**Task to carry out:**
From the records below, copy each line that has the word "samples" in it.

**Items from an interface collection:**
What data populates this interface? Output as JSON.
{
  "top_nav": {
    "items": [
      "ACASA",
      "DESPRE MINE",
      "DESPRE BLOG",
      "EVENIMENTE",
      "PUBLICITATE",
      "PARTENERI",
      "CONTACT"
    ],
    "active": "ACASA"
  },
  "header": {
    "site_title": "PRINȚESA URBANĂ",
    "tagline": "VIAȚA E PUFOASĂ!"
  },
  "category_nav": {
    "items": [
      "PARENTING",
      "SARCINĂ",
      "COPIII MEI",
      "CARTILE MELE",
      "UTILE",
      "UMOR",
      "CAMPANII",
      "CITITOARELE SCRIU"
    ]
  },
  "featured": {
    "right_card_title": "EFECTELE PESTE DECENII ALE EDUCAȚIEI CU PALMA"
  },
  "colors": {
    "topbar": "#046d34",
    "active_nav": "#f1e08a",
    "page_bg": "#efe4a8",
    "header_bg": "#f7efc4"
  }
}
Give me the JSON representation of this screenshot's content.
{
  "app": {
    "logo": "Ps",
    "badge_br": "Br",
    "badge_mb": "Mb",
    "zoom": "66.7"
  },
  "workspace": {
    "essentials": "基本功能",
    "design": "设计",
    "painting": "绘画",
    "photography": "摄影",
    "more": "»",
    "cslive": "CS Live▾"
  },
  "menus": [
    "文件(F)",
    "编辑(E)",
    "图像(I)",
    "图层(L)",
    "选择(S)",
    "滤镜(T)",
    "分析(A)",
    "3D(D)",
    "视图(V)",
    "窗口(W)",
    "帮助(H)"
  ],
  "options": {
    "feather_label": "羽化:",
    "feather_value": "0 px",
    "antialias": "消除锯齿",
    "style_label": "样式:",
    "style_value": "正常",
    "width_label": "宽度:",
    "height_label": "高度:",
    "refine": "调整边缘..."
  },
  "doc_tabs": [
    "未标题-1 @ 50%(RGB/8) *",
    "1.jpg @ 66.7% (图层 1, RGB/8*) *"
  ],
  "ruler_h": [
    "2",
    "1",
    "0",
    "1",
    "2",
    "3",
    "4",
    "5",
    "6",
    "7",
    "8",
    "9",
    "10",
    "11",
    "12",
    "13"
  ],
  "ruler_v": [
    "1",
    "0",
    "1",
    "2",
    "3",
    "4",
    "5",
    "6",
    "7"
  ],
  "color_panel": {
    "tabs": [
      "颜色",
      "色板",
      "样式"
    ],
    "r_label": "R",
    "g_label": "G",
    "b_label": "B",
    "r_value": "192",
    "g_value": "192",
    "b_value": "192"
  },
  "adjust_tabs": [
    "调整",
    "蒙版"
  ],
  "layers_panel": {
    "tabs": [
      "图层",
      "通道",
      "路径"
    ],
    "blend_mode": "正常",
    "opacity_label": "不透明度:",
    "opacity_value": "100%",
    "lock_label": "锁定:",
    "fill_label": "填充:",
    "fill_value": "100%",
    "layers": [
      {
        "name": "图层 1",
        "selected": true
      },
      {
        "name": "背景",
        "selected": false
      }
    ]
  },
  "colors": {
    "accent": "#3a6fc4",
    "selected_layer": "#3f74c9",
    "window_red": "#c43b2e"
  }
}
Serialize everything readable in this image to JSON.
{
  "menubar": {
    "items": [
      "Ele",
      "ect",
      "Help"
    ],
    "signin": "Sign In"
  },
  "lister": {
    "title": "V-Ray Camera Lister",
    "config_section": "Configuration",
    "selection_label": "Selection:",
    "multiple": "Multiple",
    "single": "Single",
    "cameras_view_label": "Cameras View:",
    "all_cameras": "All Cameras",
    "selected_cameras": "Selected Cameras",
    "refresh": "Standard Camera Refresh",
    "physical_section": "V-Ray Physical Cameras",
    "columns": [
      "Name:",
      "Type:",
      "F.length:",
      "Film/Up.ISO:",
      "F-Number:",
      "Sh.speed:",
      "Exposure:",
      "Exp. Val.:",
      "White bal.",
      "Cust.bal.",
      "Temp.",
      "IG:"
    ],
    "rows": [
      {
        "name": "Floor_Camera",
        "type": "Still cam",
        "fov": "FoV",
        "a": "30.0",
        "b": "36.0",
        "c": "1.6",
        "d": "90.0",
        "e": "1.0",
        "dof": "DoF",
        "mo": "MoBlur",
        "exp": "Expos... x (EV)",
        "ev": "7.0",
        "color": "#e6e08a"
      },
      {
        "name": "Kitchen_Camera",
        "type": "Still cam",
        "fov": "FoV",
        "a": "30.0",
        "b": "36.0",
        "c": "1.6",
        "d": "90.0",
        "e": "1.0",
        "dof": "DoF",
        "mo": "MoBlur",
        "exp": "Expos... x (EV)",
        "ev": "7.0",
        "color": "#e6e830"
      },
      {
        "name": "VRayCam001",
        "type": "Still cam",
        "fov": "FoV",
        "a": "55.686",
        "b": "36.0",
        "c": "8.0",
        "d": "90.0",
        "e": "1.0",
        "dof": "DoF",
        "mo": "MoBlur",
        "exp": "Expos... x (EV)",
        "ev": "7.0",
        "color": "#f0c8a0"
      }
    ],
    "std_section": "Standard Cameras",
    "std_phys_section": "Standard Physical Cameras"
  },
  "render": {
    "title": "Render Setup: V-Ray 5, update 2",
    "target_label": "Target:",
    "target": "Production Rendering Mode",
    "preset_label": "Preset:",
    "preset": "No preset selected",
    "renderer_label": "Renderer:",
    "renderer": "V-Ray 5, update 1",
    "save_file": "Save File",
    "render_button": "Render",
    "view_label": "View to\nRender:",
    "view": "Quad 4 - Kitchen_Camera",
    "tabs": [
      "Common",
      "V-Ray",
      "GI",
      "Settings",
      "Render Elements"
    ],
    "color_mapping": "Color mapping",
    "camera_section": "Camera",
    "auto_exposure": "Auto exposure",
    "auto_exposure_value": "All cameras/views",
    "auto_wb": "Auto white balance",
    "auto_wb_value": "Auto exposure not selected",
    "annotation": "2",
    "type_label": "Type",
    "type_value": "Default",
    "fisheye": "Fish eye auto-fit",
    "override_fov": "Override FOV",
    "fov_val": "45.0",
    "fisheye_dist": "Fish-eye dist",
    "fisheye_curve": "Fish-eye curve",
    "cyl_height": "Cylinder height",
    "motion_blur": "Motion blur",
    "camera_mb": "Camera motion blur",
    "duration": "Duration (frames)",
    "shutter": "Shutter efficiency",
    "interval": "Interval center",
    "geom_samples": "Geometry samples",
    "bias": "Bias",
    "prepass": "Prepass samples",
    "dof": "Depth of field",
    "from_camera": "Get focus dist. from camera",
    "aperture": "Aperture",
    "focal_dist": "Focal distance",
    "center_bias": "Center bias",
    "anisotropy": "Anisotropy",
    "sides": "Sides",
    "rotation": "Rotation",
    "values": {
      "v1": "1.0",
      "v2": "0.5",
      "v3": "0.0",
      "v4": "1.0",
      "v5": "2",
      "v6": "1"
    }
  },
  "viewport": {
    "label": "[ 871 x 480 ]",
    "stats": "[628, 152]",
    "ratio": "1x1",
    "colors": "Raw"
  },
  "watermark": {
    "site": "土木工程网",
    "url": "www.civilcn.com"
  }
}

**Result for this task:**
    "geom_samples": "Geometry samples",
    "prepass": "Prepass samples",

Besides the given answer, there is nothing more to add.